Ko ngā mahi nei i roto i te ngahere, e mahi nei a mātou me Te Papa Atawhai mō te kiwi nei ko te painga mō Aotearoa kātoa, kaua ko – mō Ngāti Hinekura me te Whānau Pani anake, ēngari mō Aotearoa whānui. Mena kāore i te pai he nanakia kei roto i te wao tapu nui ō Tāne, e whakararuana i ai kāore i te pai te noho ō āku hapū me ngā whānau me ō mātou tamariki mokopuna. Mena kei te pai te noho ō te wao tapu nui ā Tāne me ōna ahuatanga kātoa me ōna kararehe me ōna manu, kei te pai te noho a o mātou tamariki, a o mātou mokopuna ō ngā hapū o kōnei. (The work we do in the forest with the Department of Conservation caring for the kiwi, the benefits are all for Aotearoa, not just for Ngāti Hinekura me te Whānau Pani but for all of Aotearoa. If it’s not good and there’s a scoundrel in the forest disturbing the kiwi, then my hapū, whānau, children and grandchildren are not happy with that situation. If the sacred forest is happy with all its surroundings, its animals, birds, then the families of our hapū here will be too.)

Dr John McLennan

And every year, volunteers in the hapū, we all get together, and we count the number of kiwi that are on this peninsula, and there are now over 50 pairs, and there are now – at any one time, there are about 50 juveniles in addition to those 50 pairs. So this place – and since for the last 3 years or so, it hasn’t grown any more, so we know we have now reached the limits. And it’s been the hapū’s work over the last 10 years that have restored this population, and this is the only place that I know of where kiwi have been dragged back from the brink of extinction, back up to the level that they used to be before stoats arrived. We now know this sort of land supports about 50 pairs, and now the whole, the whole exercise, we’re going to repeat again on the next peninsula over.

Dr Ocean Mercier
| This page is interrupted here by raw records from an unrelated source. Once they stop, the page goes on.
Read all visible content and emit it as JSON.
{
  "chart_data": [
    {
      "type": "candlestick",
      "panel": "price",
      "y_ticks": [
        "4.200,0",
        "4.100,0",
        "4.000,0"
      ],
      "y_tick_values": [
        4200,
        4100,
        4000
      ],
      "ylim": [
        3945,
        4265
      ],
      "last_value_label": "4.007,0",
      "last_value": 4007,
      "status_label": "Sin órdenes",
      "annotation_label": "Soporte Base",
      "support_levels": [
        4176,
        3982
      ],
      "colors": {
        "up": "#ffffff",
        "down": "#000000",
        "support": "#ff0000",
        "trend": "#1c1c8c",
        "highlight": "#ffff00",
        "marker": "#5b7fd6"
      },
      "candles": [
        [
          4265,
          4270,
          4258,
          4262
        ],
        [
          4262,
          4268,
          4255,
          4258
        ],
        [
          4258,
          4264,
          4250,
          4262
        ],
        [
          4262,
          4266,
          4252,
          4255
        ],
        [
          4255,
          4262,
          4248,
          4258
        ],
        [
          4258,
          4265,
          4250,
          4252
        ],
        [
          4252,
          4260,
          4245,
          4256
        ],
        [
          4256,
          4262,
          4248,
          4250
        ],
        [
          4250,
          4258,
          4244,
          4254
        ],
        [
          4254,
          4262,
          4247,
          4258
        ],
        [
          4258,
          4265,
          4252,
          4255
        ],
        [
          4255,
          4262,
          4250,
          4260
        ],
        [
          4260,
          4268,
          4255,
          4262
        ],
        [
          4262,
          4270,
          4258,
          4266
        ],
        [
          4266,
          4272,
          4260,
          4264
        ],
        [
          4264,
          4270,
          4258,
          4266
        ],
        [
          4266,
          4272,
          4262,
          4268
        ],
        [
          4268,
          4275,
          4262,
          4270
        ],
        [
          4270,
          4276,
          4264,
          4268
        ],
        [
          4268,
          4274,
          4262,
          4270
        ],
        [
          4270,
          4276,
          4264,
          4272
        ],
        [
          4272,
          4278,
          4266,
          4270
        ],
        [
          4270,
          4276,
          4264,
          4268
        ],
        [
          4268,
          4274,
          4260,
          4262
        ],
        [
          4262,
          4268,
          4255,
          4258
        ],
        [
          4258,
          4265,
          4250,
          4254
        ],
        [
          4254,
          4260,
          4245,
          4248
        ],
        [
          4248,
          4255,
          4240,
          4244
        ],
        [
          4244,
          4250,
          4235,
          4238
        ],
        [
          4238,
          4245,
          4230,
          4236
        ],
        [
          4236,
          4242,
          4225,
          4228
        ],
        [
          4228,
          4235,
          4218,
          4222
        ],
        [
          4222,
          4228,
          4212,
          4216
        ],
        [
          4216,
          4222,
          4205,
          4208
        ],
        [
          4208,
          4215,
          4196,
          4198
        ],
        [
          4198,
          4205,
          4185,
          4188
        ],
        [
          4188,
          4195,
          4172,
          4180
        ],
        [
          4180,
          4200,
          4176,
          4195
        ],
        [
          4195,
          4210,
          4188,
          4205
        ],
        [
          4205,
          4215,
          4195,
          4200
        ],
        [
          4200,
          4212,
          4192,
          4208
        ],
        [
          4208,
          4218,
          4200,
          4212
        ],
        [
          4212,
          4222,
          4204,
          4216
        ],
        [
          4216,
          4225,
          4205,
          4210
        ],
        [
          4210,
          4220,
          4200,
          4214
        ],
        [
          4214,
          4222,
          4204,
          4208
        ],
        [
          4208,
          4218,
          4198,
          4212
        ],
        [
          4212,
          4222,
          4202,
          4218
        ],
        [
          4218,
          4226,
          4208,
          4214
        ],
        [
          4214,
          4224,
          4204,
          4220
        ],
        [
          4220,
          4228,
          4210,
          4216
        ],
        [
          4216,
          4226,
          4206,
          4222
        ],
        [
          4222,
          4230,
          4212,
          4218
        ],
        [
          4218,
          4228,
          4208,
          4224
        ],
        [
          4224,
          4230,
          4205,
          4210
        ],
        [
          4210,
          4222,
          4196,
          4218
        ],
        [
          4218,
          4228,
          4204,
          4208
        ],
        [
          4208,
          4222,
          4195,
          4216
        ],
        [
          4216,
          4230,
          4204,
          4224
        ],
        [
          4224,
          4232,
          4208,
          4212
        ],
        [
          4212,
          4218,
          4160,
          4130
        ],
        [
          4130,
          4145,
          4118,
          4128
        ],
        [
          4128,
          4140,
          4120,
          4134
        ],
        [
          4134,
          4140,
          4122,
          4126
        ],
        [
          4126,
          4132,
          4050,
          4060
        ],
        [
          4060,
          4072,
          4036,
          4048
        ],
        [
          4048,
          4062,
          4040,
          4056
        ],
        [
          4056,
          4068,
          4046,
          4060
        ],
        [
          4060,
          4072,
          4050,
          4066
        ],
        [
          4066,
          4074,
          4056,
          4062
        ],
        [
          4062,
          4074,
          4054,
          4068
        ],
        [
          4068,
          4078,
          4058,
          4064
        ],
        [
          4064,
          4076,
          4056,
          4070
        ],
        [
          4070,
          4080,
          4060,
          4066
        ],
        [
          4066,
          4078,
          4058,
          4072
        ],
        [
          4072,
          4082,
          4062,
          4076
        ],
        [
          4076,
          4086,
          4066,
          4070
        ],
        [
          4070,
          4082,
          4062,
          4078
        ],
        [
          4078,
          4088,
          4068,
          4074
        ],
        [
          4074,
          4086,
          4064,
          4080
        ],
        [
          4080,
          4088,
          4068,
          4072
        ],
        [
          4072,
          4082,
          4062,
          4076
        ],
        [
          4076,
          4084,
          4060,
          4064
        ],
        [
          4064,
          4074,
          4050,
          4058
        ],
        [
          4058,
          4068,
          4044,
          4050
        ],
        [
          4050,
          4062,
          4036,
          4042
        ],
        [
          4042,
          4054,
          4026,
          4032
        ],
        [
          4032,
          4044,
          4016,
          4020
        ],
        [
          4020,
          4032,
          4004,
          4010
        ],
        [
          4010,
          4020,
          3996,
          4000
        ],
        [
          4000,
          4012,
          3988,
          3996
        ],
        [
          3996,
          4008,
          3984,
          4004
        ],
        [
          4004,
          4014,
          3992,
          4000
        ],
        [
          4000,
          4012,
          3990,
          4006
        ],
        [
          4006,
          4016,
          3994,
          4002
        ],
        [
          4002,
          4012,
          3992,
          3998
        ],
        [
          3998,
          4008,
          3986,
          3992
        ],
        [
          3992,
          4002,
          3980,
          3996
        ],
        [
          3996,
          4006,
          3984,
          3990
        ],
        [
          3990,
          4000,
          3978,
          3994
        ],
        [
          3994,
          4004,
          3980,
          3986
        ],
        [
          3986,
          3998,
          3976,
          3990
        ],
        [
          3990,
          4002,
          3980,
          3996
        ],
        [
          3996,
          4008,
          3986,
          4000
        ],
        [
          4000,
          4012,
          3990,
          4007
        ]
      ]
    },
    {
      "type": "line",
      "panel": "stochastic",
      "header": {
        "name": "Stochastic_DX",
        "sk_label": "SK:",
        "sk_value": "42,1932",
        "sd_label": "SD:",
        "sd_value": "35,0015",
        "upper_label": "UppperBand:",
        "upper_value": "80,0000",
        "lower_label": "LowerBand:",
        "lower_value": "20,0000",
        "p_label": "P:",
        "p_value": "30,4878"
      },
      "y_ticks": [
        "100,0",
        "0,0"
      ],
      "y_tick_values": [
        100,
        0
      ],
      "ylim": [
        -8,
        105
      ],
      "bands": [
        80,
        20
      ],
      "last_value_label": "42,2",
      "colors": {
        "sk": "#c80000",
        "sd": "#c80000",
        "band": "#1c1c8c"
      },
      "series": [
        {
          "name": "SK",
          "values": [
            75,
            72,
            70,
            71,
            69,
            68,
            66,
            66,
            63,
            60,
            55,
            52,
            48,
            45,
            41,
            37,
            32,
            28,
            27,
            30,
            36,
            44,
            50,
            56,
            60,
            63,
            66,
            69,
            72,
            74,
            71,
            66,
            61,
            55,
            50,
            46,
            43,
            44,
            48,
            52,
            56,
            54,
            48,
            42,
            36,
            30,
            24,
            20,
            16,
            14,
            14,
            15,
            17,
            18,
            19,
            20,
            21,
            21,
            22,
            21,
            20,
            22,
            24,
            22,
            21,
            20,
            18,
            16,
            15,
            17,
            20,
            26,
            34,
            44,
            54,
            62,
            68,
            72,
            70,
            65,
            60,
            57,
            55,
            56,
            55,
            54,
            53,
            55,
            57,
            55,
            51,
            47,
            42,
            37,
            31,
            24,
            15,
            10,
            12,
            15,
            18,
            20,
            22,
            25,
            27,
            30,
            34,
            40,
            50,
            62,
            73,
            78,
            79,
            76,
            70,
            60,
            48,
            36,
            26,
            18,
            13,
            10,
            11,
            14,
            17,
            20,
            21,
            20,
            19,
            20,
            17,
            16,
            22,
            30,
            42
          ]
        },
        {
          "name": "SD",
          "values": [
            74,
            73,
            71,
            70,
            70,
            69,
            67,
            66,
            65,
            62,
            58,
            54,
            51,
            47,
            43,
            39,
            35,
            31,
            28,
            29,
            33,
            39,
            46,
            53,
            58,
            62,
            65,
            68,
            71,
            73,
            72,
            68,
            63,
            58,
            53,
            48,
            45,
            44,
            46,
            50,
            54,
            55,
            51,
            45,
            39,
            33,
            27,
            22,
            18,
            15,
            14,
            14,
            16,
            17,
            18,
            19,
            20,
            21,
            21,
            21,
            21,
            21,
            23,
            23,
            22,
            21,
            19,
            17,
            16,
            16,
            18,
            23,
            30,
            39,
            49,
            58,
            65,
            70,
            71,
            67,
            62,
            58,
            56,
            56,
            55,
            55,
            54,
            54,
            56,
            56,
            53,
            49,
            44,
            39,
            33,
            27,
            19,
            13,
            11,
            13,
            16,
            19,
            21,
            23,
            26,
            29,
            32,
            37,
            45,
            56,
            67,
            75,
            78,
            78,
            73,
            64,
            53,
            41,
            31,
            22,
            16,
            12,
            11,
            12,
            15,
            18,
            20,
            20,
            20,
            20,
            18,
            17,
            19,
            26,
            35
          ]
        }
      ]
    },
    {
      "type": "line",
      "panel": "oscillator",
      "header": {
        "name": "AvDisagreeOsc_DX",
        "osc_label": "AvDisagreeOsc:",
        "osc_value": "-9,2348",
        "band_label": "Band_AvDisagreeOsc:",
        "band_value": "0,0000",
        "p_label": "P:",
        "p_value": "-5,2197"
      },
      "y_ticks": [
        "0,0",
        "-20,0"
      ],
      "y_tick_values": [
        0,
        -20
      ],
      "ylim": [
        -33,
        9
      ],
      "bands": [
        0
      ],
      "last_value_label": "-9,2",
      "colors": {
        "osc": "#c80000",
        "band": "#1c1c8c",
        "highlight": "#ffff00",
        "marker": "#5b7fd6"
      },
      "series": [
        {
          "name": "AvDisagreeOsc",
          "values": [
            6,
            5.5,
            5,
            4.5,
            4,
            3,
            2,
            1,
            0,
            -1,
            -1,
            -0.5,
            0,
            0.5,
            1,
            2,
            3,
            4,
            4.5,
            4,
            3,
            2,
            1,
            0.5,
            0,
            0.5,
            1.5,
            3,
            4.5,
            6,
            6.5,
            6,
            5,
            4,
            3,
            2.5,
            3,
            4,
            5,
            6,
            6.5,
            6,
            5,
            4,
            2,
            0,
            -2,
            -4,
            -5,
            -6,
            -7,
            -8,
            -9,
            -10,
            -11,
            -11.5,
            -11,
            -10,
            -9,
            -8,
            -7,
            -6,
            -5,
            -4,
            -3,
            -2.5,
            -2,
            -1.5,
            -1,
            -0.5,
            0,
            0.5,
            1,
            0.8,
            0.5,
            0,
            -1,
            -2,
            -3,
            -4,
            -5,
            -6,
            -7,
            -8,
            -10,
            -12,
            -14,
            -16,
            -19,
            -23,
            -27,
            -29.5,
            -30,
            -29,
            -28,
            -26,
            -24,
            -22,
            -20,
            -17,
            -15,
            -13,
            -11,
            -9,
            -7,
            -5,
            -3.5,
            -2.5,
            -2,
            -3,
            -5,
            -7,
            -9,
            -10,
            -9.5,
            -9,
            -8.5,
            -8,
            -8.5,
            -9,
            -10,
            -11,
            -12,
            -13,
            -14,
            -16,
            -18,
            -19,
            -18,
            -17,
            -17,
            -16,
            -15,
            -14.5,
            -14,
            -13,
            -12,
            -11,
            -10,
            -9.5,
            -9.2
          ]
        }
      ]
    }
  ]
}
The programme developed for Lake Waikaremoana has been enormously beneficial ki ngā hōtaka whakaora kiwi puta noa i te motu (for kiwi restoration programmes around the country). The creation of a safe zone free from predators has protected the kiwi eggs, and the kiwi-proof fence has stopped juvenile kiwi leaving the mainland island. The Trust is now transferring the knowledge and hard work to another of Lake Waikaremoana’s peninsulas.  Whareama Peninsula is receiving the same treatment, and it’s expected that the kiwi population will have been restored within just 2 years.

Acknowledgements
Video courtesy of Scottie Productions.
© Scottie Productions 2013.